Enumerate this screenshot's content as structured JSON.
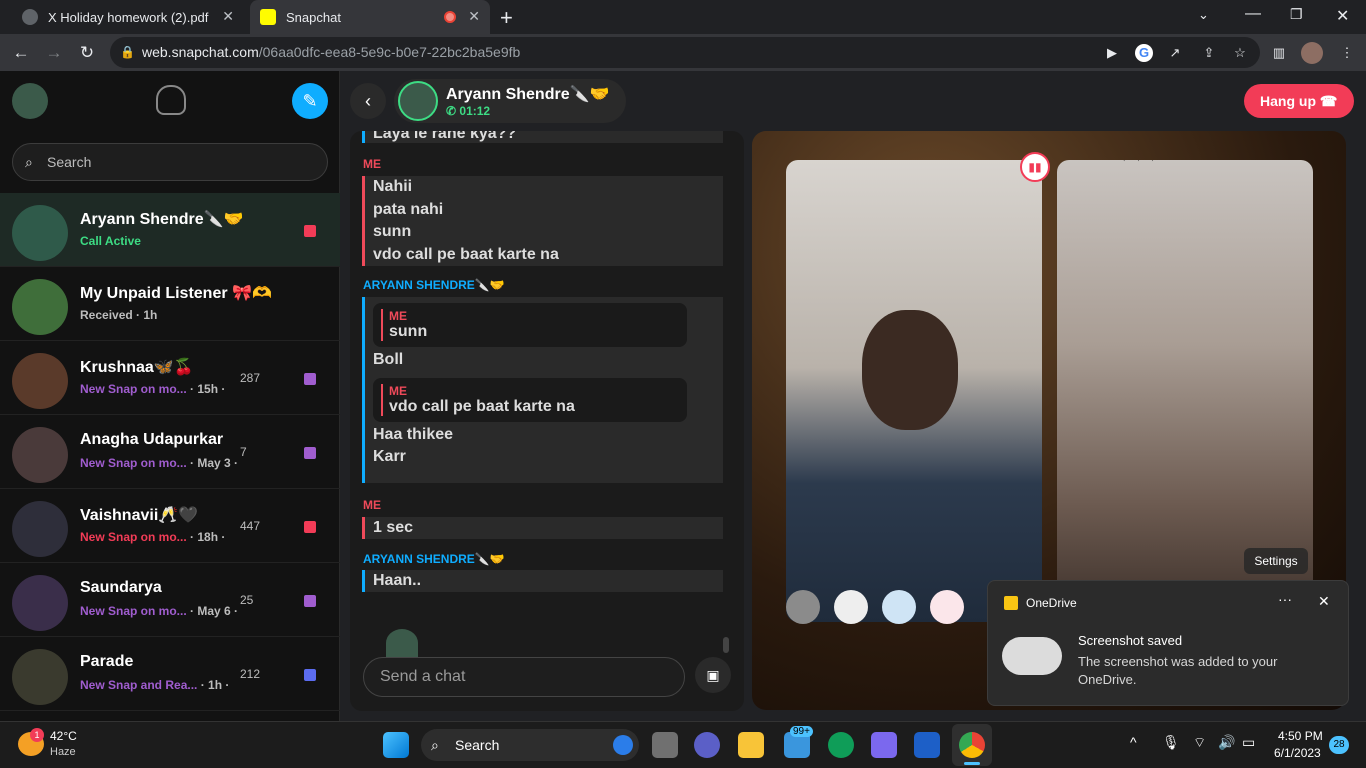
{
  "browser": {
    "tabs": [
      {
        "title": "X Holiday homework (2).pdf",
        "active": false
      },
      {
        "title": "Snapchat",
        "active": true
      }
    ],
    "url_domain": "web.snapchat.com",
    "url_path": "/06aa0dfc-eea8-5e9c-b0e7-22bc2ba5e9fb"
  },
  "sidebar": {
    "search_placeholder": "Search",
    "conversations": [
      {
        "name": "Aryann Shendre🔪🤝",
        "status": "Call Active",
        "status_color": "#3ddc84",
        "meta": "",
        "streak": "",
        "selected": true,
        "indicator": "#f23c57"
      },
      {
        "name": "My Unpaid Listener 🎀🫶",
        "status": "Received",
        "meta": "· 1h",
        "streak": "",
        "status_color": "#bdbdbd",
        "selected": false,
        "indicator": ""
      },
      {
        "name": "Krushnaa🦋🍒",
        "status": "New Snap on mo...",
        "meta": "· 15h ·",
        "streak": "287",
        "status_color": "#a05dcf",
        "selected": false,
        "indicator": "#a05dcf"
      },
      {
        "name": "Anagha Udapurkar",
        "status": "New Snap on mo...",
        "meta": "· May 3 ·",
        "streak": "7",
        "status_color": "#a05dcf",
        "selected": false,
        "indicator": "#a05dcf"
      },
      {
        "name": "Vaishnavii🥂🖤",
        "status": "New Snap on mo...",
        "meta": "· 18h ·",
        "streak": "447",
        "status_color": "#f23c57",
        "selected": false,
        "indicator": "#f23c57"
      },
      {
        "name": "Saundarya",
        "status": "New Snap on mo...",
        "meta": "· May 6 ·",
        "streak": "25",
        "status_color": "#a05dcf",
        "selected": false,
        "indicator": "#a05dcf"
      },
      {
        "name": "Parade",
        "status": "New Snap and Rea...",
        "meta": "· 1h ·",
        "streak": "212",
        "status_color": "#a05dcf",
        "selected": false,
        "indicator": "#5b6cf0"
      }
    ]
  },
  "chat_header": {
    "name": "Aryann Shendre🔪🤝",
    "call_timer": "01:12",
    "hangup_label": "Hang up"
  },
  "messages": {
    "top_partial": "Laya le rahe kya??",
    "me_label": "ME",
    "friend_label": "ARYANN SHENDRE🔪🤝",
    "block1": [
      "Nahii",
      "pata nahi",
      "sunn",
      "vdo call pe baat karte na"
    ],
    "quote1_sender": "ME",
    "quote1_text": "sunn",
    "reply1": "Boll",
    "quote2_sender": "ME",
    "quote2_text": "vdo call pe baat karte na",
    "reply2": [
      "Haa thikee",
      "Karr"
    ],
    "block2": "1 sec",
    "reply3": "Haan..",
    "input_placeholder": "Send a chat"
  },
  "video": {
    "settings_label": "Settings"
  },
  "toast": {
    "app": "OneDrive",
    "title": "Screenshot saved",
    "body": "The screenshot was added to your OneDrive."
  },
  "taskbar": {
    "weather_temp": "42°C",
    "weather_desc": "Haze",
    "weather_badge": "1",
    "search_label": "Search",
    "mail_badge": "99+",
    "time": "4:50 PM",
    "date": "6/1/2023",
    "notif_count": "28"
  }
}
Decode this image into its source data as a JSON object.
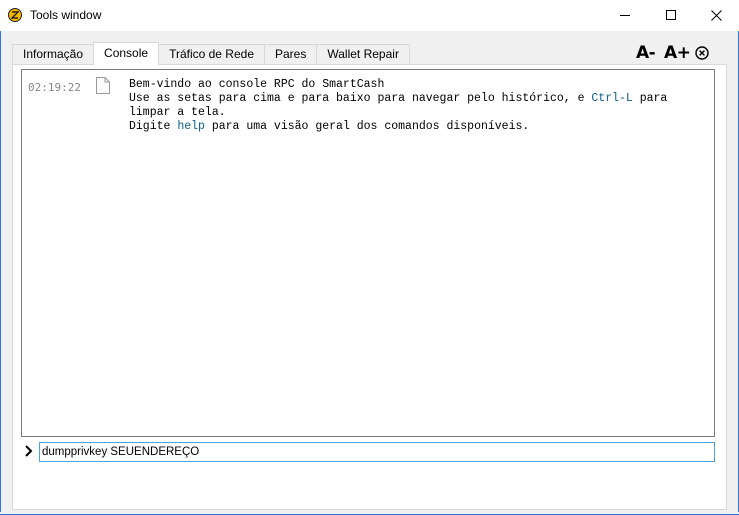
{
  "window": {
    "title": "Tools window",
    "controls": {
      "minimize": "minimize-icon",
      "maximize": "maximize-icon",
      "close": "close-icon"
    }
  },
  "tabs": [
    {
      "label": "Informação",
      "active": false
    },
    {
      "label": "Console",
      "active": true
    },
    {
      "label": "Tráfico de Rede",
      "active": false
    },
    {
      "label": "Pares",
      "active": false
    },
    {
      "label": "Wallet Repair",
      "active": false
    }
  ],
  "toolbar": {
    "font_decrease_label": "A-",
    "font_increase_label": "A+",
    "clear_icon": "clear-circle-icon"
  },
  "console": {
    "messages": [
      {
        "time": "02:19:22",
        "icon": "document-icon",
        "line1": "Bem-vindo ao console RPC do SmartCash",
        "line2_a": "Use as setas para cima e para baixo para navegar pelo histórico, e ",
        "line2_kw": "Ctrl-L",
        "line2_b": " para",
        "line3": "limpar a tela.",
        "line4_a": "Digite ",
        "line4_kw": "help",
        "line4_b": " para uma visão geral dos comandos disponíveis."
      }
    ],
    "prompt_icon": "chevron-right-icon",
    "input_value": "dumpprivkey SEUENDEREÇO"
  },
  "colors": {
    "accent_border": "#2b78d6",
    "keyword": "#0a5e8a",
    "timestamp": "#888888",
    "app_icon": "#f5b800"
  }
}
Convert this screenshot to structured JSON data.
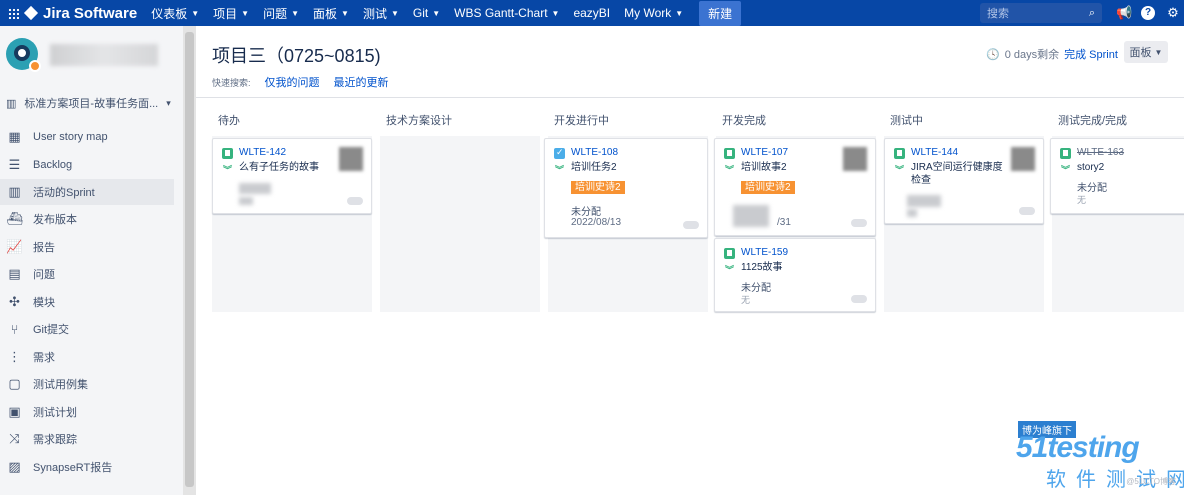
{
  "topbar": {
    "app_name": "Jira Software",
    "nav": [
      "仪表板",
      "项目",
      "问题",
      "面板",
      "测试",
      "Git",
      "WBS Gantt-Chart",
      "eazyBI",
      "My Work"
    ],
    "create_label": "新建",
    "search_placeholder": "搜索",
    "accent_color": "#0747a6"
  },
  "sidebar": {
    "board_selector": "标准方案项目-故事任务面...",
    "items": [
      {
        "label": "User story map",
        "icon": "map-icon"
      },
      {
        "label": "Backlog",
        "icon": "backlog-icon"
      },
      {
        "label": "活动的Sprint",
        "icon": "board-icon",
        "active": true
      },
      {
        "label": "发布版本",
        "icon": "ship-icon"
      },
      {
        "label": "报告",
        "icon": "chart-icon"
      },
      {
        "label": "问题",
        "icon": "issues-icon"
      },
      {
        "label": "模块",
        "icon": "puzzle-icon"
      },
      {
        "label": "Git提交",
        "icon": "git-icon"
      },
      {
        "label": "需求",
        "icon": "requirements-icon"
      },
      {
        "label": "测试用例集",
        "icon": "testcase-icon"
      },
      {
        "label": "测试计划",
        "icon": "testplan-icon"
      },
      {
        "label": "需求跟踪",
        "icon": "trace-icon"
      },
      {
        "label": "SynapseRT报告",
        "icon": "report-icon"
      }
    ]
  },
  "board": {
    "title": "项目三（0725~0815)",
    "quick_filter_label": "快速搜索:",
    "quick_filters": [
      "仅我的问题",
      "最近的更新"
    ],
    "days_left": "0 days剩余",
    "complete_sprint": "完成 Sprint",
    "board_menu": "面板",
    "columns": [
      {
        "name": "待办"
      },
      {
        "name": "技术方案设计"
      },
      {
        "name": "开发进行中"
      },
      {
        "name": "开发完成"
      },
      {
        "name": "测试中"
      },
      {
        "name": "测试完成/完成"
      }
    ],
    "cards": {
      "c142": {
        "key": "WLTE-142",
        "summary": "么有子任务的故事"
      },
      "c108": {
        "key": "WLTE-108",
        "summary": "培训任务2",
        "epic": "培训史诗2",
        "assignee": "未分配",
        "due": "2022/08/13"
      },
      "c107": {
        "key": "WLTE-107",
        "summary": "培训故事2",
        "epic": "培训史诗2",
        "due_partial": "/31"
      },
      "c159": {
        "key": "WLTE-159",
        "summary": "1125故事",
        "assignee": "未分配",
        "none": "无"
      },
      "c144": {
        "key": "WLTE-144",
        "summary_line1": "JIRA空间运行健康度",
        "summary_line2": "检查"
      },
      "c163": {
        "key": "WLTE-163",
        "summary": "story2",
        "assignee": "未分配",
        "none": "无"
      }
    }
  },
  "watermark": {
    "tag": "博为峰旗下",
    "brand": "51testing",
    "cn": "软件测试网",
    "small": "@51CTO博客"
  }
}
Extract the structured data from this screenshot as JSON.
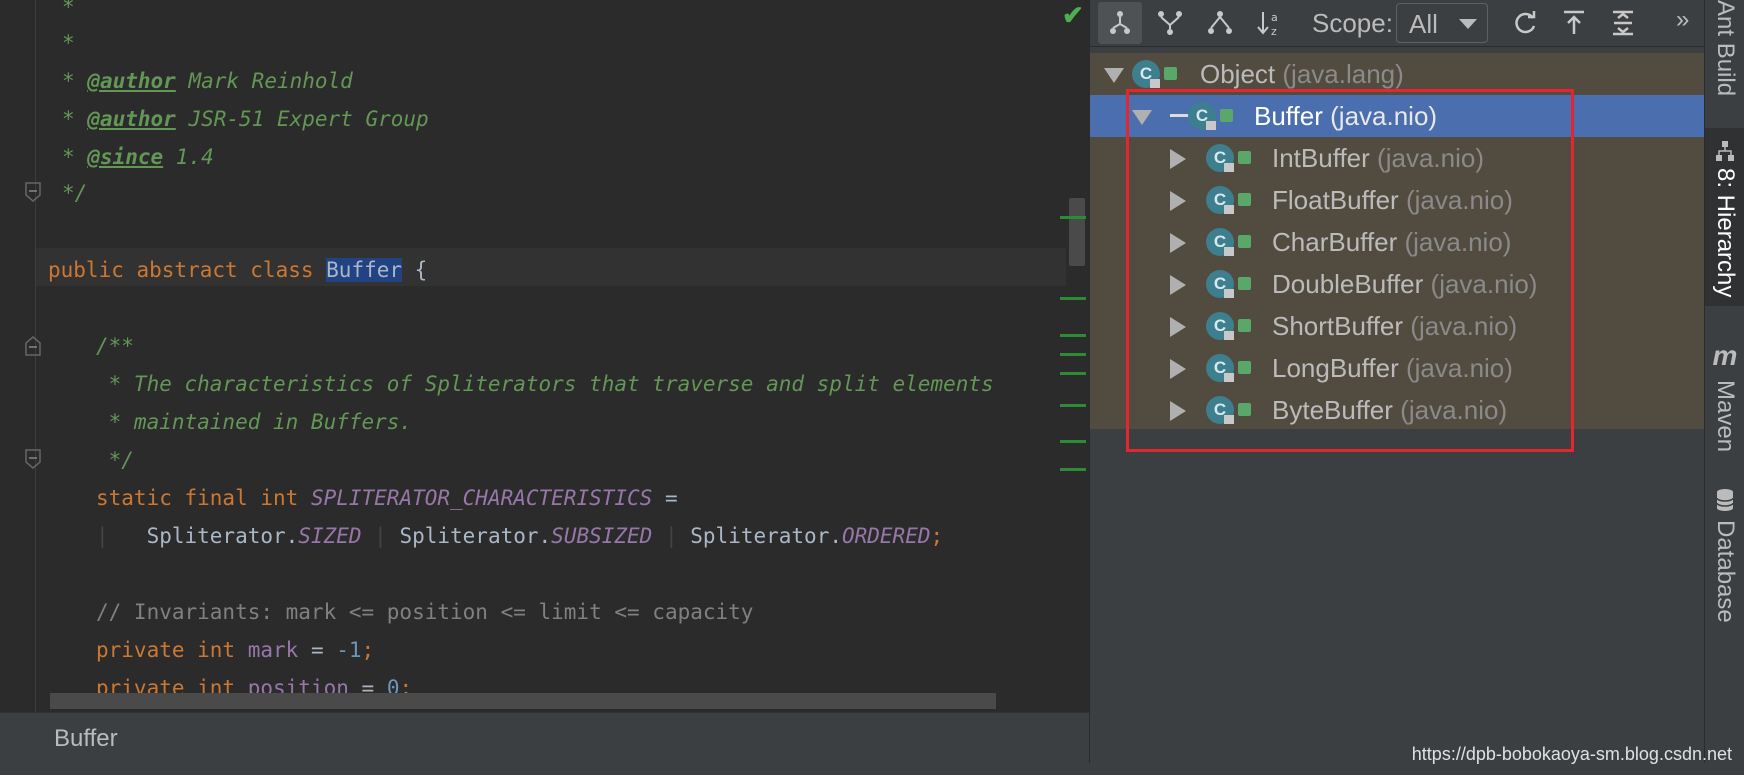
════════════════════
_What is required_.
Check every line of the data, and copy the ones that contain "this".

_Written answer_.
Enumerate this screenshot's content as structured JSON.
Decode this image into its source data as a JSON object.
Convert this screenshot to structured JSON data.
Extract the structured data from this screenshot as JSON.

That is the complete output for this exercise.